“High blood pressure is a risk factor for stroke in patients with atrial fibrillation. In this analysis, poorly controlled blood pressure at any time during the trial increased the risk of stroke by approximately 50 percent. The results for apixaban compared to warfarin in reducing the risk of stroke were consistent regardless of blood pressure,” said study lead author Meena Rao, MD, MPH, Duke Clinical Research Institute at Duke University Medical Center. “These data highlight the critical importance of blood pressure control in addition to anticoagulation in helping to lower the risk of stroke in patients with atrial fibrillation.”
In ARISTOTLE, a total of 15,916 (87.5 percent) patients had a history of hypertension requiring treatment. During the trial, 50 percent of patients had poorly controlled hypertension (defined as systolic blood pressure > 140 mm Hg and/or diastolic blood pressure > 90 mm Hg) at some point. Poorly controlled hypertension during the course of the trial was associated with a significant 53 percent increase in the risk of stroke or systemic embolism.

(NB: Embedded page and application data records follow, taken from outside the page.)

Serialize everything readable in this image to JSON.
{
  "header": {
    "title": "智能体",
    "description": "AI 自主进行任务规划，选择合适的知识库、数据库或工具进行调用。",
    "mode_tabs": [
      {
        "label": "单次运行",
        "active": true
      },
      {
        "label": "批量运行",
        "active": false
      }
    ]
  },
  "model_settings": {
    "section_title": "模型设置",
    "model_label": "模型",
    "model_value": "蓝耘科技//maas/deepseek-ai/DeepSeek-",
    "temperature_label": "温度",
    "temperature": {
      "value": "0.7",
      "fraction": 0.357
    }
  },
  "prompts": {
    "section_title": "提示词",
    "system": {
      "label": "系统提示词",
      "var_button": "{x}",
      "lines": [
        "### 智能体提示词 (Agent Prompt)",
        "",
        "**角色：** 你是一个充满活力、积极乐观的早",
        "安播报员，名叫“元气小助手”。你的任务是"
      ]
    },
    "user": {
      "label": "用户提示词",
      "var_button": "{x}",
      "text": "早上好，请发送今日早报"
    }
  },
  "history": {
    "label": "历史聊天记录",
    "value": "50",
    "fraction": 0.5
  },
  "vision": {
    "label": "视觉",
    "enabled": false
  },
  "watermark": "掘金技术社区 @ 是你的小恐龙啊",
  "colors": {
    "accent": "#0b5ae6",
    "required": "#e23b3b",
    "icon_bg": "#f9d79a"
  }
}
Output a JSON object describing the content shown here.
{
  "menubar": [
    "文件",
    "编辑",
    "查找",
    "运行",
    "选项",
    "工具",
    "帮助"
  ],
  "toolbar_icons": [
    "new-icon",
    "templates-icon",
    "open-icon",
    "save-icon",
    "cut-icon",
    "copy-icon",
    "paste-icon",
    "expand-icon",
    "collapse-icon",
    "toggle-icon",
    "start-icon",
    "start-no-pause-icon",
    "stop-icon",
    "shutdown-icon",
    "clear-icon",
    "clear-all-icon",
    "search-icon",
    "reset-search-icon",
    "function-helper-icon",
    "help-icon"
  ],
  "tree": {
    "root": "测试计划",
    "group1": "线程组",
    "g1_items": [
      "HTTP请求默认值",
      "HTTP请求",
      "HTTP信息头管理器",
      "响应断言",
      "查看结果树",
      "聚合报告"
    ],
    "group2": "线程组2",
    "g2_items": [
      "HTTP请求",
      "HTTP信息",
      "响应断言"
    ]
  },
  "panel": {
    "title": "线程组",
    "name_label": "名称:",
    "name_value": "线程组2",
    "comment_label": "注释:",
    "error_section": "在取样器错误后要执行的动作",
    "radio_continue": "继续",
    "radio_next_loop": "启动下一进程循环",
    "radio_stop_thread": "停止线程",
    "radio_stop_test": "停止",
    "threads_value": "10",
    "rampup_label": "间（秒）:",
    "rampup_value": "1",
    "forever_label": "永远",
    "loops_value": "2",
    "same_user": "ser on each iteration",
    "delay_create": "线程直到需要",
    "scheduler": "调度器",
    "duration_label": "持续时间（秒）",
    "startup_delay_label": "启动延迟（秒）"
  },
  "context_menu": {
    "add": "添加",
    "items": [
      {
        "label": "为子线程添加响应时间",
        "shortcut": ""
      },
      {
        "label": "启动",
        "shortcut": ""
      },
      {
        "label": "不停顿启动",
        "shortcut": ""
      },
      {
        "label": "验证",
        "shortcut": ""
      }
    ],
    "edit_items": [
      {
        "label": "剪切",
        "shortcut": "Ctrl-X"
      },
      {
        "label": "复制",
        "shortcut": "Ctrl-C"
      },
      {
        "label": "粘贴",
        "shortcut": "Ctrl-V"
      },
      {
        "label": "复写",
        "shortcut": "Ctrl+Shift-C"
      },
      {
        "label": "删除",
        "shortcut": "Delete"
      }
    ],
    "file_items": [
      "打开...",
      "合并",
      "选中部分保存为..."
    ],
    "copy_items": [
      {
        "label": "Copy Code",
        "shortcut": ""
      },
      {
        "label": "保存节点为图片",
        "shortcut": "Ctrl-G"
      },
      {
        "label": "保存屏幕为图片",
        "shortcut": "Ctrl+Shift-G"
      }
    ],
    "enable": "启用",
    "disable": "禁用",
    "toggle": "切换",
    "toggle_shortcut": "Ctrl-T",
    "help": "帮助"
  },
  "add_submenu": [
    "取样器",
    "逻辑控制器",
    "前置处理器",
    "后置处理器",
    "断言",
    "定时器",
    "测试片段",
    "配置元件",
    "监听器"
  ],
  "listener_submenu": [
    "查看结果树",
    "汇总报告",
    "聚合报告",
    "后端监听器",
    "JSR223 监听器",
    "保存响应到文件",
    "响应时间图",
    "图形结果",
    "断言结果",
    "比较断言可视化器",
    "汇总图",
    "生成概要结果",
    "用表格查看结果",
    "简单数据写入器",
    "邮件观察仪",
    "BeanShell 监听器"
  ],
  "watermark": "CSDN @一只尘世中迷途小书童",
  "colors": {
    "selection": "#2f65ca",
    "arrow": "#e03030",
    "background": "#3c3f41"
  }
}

was consistent in reducing the risk of stroke or systemic embolism versus warfarin in patients with and without poor blood pressure control during the trial (p for interaction = 0.97).
In this subanalysis, the effect of
in reducing the risk of stroke and systemic embolism versus warfarin was consistent with the main results of the ARISTOTLE trial. Further, the effect of
in reducing the risk of stroke and systemic embolism versus warfarin was also consistent with the results of the ARISTOTLE trial in previously published subanalyses of other comorbidities, including congestive heart failure, advanced age, renal impairment and prior stroke.
A total of 11 Bristol-Myers Squibb/Pfizer alliance-sponsored abstracts, including this ARISTOTLE subanalysis, were accepted for presentation at the American College of Cardiology’s 63rd Annual Scientific Session.